App and web page records

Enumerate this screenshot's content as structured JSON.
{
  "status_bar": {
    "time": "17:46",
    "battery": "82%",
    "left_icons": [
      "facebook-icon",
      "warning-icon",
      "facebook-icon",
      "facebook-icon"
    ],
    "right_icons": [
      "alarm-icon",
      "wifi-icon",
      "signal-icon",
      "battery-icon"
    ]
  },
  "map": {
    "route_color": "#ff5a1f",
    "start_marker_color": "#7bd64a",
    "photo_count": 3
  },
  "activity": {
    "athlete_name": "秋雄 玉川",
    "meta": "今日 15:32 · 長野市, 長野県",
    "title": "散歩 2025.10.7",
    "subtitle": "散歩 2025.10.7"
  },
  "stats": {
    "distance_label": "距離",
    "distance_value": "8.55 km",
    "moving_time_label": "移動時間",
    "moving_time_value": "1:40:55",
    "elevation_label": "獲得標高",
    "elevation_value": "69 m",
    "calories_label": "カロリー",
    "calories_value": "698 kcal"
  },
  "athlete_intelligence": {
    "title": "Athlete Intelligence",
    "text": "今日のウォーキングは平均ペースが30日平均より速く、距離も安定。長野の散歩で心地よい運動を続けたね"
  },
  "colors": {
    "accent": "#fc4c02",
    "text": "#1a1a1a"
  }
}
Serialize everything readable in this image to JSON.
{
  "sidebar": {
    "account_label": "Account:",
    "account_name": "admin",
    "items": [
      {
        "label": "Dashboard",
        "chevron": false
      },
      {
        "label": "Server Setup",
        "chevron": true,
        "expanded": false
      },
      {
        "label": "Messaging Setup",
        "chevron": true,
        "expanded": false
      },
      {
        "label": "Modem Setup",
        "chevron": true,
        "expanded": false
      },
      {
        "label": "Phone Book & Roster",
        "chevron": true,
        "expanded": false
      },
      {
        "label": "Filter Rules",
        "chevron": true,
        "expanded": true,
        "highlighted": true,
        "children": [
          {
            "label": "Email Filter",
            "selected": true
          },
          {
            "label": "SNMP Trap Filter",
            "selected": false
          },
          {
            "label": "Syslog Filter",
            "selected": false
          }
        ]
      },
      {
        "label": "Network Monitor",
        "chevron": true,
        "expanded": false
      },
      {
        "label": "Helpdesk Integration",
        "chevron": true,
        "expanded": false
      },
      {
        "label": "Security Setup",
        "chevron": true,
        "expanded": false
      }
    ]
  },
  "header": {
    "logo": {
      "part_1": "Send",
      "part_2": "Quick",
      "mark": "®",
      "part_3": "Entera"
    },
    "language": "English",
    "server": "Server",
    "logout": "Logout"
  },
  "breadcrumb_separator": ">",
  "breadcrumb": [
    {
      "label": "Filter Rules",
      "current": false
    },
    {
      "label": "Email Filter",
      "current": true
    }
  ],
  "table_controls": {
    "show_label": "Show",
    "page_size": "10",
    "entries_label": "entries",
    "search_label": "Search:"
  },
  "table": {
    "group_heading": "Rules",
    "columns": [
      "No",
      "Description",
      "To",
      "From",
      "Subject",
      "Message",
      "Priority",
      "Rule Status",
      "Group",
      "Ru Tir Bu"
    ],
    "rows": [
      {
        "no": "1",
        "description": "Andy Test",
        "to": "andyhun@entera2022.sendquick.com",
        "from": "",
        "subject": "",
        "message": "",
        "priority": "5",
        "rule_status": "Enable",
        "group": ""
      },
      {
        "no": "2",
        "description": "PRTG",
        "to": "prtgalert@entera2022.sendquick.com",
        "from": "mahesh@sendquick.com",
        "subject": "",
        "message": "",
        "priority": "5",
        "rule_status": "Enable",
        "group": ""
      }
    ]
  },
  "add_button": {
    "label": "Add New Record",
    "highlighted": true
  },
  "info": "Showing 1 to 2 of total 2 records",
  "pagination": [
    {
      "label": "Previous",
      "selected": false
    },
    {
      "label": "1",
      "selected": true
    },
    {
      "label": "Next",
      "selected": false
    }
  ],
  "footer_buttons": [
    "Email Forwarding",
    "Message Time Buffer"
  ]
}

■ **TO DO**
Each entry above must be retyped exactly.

■ **THE ANSWER**
Enumerate this screenshot's content as structured JSON.
{
  "status_bar": {
    "time": "17:46",
    "battery": "82%",
    "left_icons": [
      "facebook-icon",
      "warning-icon",
      "facebook-icon",
      "facebook-icon"
    ],
    "right_icons": [
      "alarm-icon",
      "wifi-icon",
      "signal-icon",
      "battery-icon"
    ]
  },
  "map": {
    "route_color": "#ff5a1f",
    "start_marker_color": "#7bd64a",
    "photo_count": 3
  },
  "activity": {
    "athlete_name": "秋雄 玉川",
    "meta": "今日 15:32 · 長野市, 長野県",
    "title": "散歩 2025.10.7",
    "subtitle": "散歩 2025.10.7"
  },
  "stats": {
    "distance_label": "距離",
    "distance_value": "8.55 km",
    "moving_time_label": "移動時間",
    "moving_time_value": "1:40:55",
    "elevation_label": "獲得標高",
    "elevation_value": "69 m",
    "calories_label": "カロリー",
    "calories_value": "698 kcal"
  },
  "athlete_intelligence": {
    "title": "Athlete Intelligence",
    "text": "今日のウォーキングは平均ペースが30日平均より速く、距離も安定。長野の散歩で心地よい運動を続けたね"
  },
  "colors": {
    "accent": "#fc4c02",
    "text": "#1a1a1a"
  }
}
Serialize everything readable in this image to JSON.
{
  "sidebar": {
    "account_label": "Account:",
    "account_name": "admin",
    "items": [
      {
        "label": "Dashboard",
        "chevron": false
      },
      {
        "label": "Server Setup",
        "chevron": true,
        "expanded": false
      },
      {
        "label": "Messaging Setup",
        "chevron": true,
        "expanded": false
      },
      {
        "label": "Modem Setup",
        "chevron": true,
        "expanded": false
      },
      {
        "label": "Phone Book & Roster",
        "chevron": true,
        "expanded": false
      },
      {
        "label": "Filter Rules",
        "chevron": true,
        "expanded": true,
        "highlighted": true,
        "children": [
          {
            "label": "Email Filter",
            "selected": true
          },
          {
            "label": "SNMP Trap Filter",
            "selected": false
          },
          {
            "label": "Syslog Filter",
            "selected": false
          }
        ]
      },
      {
        "label": "Network Monitor",
        "chevron": true,
        "expanded": false
      },
      {
        "label": "Helpdesk Integration",
        "chevron": true,
        "expanded": false
      },
      {
        "label": "Security Setup",
        "chevron": true,
        "expanded": false
      }
    ]
  },
  "header": {
    "logo": {
      "part_1": "Send",
      "part_2": "Quick",
      "mark": "®",
      "part_3": "Entera"
    },
    "language": "English",
    "server": "Server",
    "logout": "Logout"
  },
  "breadcrumb_separator": ">",
  "breadcrumb": [
    {
      "label": "Filter Rules",
      "current": false
    },
    {
      "label": "Email Filter",
      "current": true
    }
  ],
  "table_controls": {
    "show_label": "Show",
    "page_size": "10",
    "entries_label": "entries",
    "search_label": "Search:"
  },
  "table": {
    "group_heading": "Rules",
    "columns": [
      "No",
      "Description",
      "To",
      "From",
      "Subject",
      "Message",
      "Priority",
      "Rule Status",
      "Group",
      "Ru Tir Bu"
    ],
    "rows": [
      {
        "no": "1",
        "description": "Andy Test",
        "to": "andyhun@entera2022.sendquick.com",
        "from": "",
        "subject": "",
        "message": "",
        "priority": "5",
        "rule_status": "Enable",
        "group": ""
      },
      {
        "no": "2",
        "description": "PRTG",
        "to": "prtgalert@entera2022.sendquick.com",
        "from": "mahesh@sendquick.com",
        "subject": "",
        "message": "",
        "priority": "5",
        "rule_status": "Enable",
        "group": ""
      }
    ]
  },
  "add_button": {
    "label": "Add New Record",
    "highlighted": true
  },
  "info": "Showing 1 to 2 of total 2 records",
  "pagination": [
    {
      "label": "Previous",
      "selected": false
    },
    {
      "label": "1",
      "selected": true
    },
    {
      "label": "Next",
      "selected": false
    }
  ],
  "footer_buttons": [
    "Email Forwarding",
    "Message Time Buffer"
  ]
}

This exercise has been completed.